I am a believer that our lives are lived, overlapping and expanding stories that meet and engage the stories of others. When we tell out stories, when we live them fully and let them speak, we tell not only our own story, but the story of all of us as a humans engaged in the ever-evolving and revealing human condition. Our lived and shared stories are the means by which we move the individual and particular into the universal, and back again to the particular in ways that grow and enrich us, deepen our understanding of each other and ourselves, and deepen our relationships. When tell our stories and hear the stories of others, the circles widen—we can no longer see the other as fully other. On a spiritual level, when we tell our stories—each of us, bare and open—we not only tell the stories of all of us and each of us, we also tell the greater story of the Creator’s self-revelation to all of us. Because of my beliefs about the power of our stories, of our lives as lived stories, I do the work that I do. I speak wherever I am asked to speak. I engage in justice work. I stand up and step out. I believe in telling my story. But, in group the day I told my story, I learned something important about telling our stories…and about my own tender places, my own places of hesitation and lack of trust in the process.

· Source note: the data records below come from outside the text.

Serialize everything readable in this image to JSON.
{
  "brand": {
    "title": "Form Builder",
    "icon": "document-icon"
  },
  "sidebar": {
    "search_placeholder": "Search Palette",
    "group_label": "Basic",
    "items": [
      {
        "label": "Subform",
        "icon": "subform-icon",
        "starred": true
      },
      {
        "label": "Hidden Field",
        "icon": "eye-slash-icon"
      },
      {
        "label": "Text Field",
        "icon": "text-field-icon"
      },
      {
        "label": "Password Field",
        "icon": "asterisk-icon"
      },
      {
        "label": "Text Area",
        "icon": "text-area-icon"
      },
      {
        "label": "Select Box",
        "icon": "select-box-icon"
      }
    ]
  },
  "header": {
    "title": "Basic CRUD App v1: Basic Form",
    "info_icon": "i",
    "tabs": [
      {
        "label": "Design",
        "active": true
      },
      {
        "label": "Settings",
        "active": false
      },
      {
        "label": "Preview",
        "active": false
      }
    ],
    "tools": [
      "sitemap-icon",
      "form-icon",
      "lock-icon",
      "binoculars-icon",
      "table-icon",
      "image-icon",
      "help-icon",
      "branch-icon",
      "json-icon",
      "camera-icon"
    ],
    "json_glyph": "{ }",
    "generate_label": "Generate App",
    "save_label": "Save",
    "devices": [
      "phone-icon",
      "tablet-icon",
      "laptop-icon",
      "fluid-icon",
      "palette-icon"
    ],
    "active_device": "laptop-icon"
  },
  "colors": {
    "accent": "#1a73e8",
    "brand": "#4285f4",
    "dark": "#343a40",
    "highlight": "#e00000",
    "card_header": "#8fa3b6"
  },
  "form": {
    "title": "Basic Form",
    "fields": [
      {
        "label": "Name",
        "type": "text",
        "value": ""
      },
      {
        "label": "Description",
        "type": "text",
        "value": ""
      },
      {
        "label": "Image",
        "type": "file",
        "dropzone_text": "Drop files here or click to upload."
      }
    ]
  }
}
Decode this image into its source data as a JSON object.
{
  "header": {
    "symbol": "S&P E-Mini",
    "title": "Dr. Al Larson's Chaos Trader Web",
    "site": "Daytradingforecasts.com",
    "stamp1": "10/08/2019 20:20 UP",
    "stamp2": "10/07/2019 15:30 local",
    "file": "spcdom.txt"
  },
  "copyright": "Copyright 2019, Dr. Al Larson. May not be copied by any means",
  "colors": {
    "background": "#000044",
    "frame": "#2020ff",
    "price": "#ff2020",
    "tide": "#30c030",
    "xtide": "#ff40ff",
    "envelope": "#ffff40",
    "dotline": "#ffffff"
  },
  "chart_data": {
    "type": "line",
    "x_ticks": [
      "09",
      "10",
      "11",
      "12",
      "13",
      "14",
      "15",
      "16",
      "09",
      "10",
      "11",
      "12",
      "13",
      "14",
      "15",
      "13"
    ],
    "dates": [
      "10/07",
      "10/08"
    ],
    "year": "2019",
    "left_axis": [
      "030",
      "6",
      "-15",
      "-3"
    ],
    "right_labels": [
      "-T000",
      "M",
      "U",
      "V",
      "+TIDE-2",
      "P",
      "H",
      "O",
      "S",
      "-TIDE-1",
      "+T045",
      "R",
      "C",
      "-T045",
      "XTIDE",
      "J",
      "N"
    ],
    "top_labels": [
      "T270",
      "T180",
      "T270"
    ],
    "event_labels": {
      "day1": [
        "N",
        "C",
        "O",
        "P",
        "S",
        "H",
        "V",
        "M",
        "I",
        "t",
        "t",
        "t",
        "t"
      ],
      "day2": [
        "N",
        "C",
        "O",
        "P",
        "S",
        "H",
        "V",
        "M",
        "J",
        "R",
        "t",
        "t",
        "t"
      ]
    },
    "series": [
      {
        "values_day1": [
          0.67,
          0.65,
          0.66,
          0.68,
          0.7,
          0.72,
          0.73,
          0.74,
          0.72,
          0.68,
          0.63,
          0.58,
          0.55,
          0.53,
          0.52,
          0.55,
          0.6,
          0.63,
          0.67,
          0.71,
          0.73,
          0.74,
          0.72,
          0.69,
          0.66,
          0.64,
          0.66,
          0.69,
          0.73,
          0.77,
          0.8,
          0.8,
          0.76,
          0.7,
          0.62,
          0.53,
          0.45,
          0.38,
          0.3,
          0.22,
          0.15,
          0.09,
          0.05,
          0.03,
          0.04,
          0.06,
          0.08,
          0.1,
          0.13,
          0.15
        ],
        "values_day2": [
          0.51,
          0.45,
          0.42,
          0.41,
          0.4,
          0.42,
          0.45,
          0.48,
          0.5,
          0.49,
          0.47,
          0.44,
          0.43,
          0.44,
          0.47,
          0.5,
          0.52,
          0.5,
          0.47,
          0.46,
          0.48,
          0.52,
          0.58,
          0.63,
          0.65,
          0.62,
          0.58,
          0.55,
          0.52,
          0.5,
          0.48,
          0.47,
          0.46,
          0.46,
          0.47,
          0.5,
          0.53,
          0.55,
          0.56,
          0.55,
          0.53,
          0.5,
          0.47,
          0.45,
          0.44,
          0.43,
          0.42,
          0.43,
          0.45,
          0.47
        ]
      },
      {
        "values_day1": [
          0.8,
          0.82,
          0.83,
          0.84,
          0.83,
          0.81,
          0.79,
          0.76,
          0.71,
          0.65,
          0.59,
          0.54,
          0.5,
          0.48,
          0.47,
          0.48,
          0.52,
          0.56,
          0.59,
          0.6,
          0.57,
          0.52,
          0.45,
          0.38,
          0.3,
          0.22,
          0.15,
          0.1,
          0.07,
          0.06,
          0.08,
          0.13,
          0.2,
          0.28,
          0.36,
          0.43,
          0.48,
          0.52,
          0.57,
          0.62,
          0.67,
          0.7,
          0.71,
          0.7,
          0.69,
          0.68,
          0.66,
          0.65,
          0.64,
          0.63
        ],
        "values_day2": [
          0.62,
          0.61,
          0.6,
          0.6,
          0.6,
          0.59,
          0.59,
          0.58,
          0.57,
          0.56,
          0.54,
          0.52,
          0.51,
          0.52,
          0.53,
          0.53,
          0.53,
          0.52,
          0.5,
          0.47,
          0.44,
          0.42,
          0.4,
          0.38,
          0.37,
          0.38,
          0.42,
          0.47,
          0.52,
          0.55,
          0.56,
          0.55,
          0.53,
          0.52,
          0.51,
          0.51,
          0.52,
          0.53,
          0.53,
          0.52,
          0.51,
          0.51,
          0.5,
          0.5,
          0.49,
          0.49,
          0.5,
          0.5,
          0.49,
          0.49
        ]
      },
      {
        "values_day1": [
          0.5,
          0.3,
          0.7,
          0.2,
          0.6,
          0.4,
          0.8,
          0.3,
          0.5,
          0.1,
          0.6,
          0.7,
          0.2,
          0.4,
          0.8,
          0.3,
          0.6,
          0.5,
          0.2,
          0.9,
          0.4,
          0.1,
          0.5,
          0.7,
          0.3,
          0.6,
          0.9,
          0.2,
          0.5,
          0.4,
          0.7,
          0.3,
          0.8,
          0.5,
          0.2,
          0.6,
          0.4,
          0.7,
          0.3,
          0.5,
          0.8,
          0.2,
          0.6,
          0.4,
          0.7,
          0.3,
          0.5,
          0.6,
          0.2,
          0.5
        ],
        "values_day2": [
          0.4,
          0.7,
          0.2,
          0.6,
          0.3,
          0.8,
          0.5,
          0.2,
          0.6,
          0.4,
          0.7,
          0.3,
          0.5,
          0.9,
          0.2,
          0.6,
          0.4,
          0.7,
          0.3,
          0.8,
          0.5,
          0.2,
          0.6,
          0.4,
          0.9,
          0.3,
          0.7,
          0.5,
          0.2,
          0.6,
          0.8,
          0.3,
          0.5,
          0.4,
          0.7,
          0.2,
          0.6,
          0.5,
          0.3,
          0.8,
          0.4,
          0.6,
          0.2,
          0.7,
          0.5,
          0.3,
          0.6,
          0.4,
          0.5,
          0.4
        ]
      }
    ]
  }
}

It is one thing to tell my story where I have been invited. It is one thing, as well, to tell it by expression in my daily life by simply being who I am without apology as well as without making an issue of it. My daily life, like the daily lives of so many of us, requires a certain amount of courage and fortitude…if not outright stubbornness. And, it requires some level of trust that we will be okay. But, telling my story to people who I fully expect to not receive it or me in a positive way is really where the trust in the process lies. It is the place where the real lessons are. It is the place where the Holy lives and moves and has its being among us—that place of stepping into the arms of the thing we are sure will bite us, the thing that just might destroy us, doing it in the midst of the fear, and finding not the teeth that bite us, but the embrace that saves us. I am learning, it would seem, quite a lot about being a passerby.